So, in an effort to exemplify what we keep talking about in class in terms of what news in, I would first off like to present these two articles. Both have come out in the last 48 hours. Both are considered “news.”
So. I find that even viewing the titles of the article alone lends one to more more “news,” than the other. Inauguration versus dogs and puppies? Realistically, the answer is obvious. Yet, both have been posted. That said, why are both considered “news?” By today, the story about the dog had made the television news stations. What about it made it news?
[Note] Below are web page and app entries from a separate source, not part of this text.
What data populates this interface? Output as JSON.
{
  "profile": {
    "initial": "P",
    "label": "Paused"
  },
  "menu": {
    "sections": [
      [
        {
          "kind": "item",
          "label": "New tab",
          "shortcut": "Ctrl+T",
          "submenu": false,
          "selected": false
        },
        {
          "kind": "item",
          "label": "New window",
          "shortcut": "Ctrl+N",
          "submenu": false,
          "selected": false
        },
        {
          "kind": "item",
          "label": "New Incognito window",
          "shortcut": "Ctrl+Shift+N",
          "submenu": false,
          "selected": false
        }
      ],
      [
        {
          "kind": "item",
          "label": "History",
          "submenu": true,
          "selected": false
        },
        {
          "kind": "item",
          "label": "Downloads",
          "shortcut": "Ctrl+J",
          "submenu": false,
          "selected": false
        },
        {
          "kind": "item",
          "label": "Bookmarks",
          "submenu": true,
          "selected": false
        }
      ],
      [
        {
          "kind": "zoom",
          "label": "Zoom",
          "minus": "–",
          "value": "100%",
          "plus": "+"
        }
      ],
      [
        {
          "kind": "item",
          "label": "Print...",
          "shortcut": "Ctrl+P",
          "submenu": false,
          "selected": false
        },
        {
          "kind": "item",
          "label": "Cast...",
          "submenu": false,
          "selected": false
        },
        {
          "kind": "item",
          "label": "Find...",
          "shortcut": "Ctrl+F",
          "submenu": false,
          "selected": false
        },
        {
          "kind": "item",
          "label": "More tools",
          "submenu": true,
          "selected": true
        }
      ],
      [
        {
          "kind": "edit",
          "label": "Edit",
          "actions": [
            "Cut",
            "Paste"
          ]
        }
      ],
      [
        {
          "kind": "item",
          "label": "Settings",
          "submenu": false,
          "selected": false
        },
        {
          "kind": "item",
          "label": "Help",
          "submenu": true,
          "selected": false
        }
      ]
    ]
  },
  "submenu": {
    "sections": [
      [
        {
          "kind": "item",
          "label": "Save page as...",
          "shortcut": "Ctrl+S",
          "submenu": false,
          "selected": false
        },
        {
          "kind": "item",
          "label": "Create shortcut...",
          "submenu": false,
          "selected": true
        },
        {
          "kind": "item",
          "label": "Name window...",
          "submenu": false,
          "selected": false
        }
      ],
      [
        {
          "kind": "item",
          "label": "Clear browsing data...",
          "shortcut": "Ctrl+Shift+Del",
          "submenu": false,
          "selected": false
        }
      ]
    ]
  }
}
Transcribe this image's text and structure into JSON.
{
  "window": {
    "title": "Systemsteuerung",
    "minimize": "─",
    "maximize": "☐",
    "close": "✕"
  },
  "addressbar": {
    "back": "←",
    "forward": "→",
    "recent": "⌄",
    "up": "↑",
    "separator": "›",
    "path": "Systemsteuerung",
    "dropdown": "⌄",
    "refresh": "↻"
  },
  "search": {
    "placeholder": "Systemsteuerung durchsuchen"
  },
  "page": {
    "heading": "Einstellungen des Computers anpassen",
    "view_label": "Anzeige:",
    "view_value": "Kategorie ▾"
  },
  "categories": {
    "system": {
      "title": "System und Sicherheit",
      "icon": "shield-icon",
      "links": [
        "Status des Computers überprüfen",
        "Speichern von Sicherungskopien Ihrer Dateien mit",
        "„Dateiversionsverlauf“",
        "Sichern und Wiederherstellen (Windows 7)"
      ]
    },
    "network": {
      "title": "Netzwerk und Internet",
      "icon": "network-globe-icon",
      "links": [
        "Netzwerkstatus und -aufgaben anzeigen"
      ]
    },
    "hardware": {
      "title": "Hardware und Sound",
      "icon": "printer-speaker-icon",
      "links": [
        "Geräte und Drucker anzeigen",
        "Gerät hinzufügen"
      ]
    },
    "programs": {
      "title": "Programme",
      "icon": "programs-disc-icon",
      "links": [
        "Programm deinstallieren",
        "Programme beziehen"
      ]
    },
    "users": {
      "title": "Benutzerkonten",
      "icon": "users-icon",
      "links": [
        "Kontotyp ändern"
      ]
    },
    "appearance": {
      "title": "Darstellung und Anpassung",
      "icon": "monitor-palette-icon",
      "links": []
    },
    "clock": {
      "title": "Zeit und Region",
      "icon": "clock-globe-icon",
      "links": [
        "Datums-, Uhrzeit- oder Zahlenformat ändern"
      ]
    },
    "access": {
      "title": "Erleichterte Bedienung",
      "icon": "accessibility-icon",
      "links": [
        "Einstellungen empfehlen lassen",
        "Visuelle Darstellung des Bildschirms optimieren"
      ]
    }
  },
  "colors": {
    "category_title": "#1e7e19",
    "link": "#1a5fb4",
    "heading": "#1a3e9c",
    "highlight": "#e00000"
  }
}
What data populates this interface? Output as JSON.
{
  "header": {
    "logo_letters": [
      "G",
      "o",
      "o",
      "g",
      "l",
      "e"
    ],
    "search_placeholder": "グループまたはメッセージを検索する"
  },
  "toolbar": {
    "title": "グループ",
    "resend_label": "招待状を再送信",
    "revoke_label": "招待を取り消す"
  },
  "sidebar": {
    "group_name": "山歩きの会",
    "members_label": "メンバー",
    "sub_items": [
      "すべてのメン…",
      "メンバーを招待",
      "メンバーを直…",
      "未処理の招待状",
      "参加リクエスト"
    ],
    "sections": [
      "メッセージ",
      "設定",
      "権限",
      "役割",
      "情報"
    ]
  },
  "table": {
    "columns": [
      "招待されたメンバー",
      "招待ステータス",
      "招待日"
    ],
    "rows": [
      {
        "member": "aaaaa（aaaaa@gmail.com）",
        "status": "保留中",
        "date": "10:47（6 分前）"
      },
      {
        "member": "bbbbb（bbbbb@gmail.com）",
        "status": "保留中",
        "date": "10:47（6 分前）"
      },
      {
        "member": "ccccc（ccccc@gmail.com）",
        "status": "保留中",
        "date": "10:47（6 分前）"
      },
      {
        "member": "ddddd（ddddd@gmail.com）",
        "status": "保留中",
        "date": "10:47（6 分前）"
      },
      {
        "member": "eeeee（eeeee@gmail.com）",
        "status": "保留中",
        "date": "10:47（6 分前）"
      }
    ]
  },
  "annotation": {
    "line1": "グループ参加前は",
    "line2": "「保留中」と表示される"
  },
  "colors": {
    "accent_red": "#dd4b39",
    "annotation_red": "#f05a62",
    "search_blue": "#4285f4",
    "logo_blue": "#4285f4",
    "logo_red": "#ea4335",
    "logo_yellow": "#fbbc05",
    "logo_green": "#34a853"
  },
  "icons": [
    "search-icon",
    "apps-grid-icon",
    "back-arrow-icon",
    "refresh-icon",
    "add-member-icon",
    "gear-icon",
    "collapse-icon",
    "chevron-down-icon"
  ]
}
Public interest. News, chosen by what people both need and want to know, is arguably almost more driven by what people want to know. People seem to be driven solely by what is comfortable. Those who say, “well I don’t read the paper because there’s too much sad in it,” or, during the election for example, “I’m sick of hearing about politics,” are the reason stories about dogs, puppies, geckos, and zombies, make it into the news. Sadly, most times, main news is not their proper place. If one examines newspapers from the past, they will find far less filler “junk” within their pages. It is a sad reality, but seems to hold. The idea of “news” has changed not based on what people need to know, but what they are willing to read.
No wonder people are so uneducated. Did you know that only 2% of people can discuss the 5th amendment intelligently. Look into the book “What Americans Know About Politics,” by Carpini and Keeter if you’re interested in this.
Oh, and one more blurb… most newspapers and news stations have been covering this as well:
Really, people? Really? Lip-syncing isn’t news… though as a culture, we’re obsessed with looking for the answer. Why aren’t we obsessed day in and out with looking for an answer to the debt crisis? Syria? Iran? Poverty in America AND other countries? Infant death rates? As I said… interest is news, news is interest. The above issues are uncomfortable, so while they make their way into the news, they are surrounded by stories that have, truthfully, little to no merit. That is why the question of what is and isn’t news is so prevalent and the lines are so blurred. It’s hard to interpret what people will be willing to read.
Makes me glad I’m not making the decisions!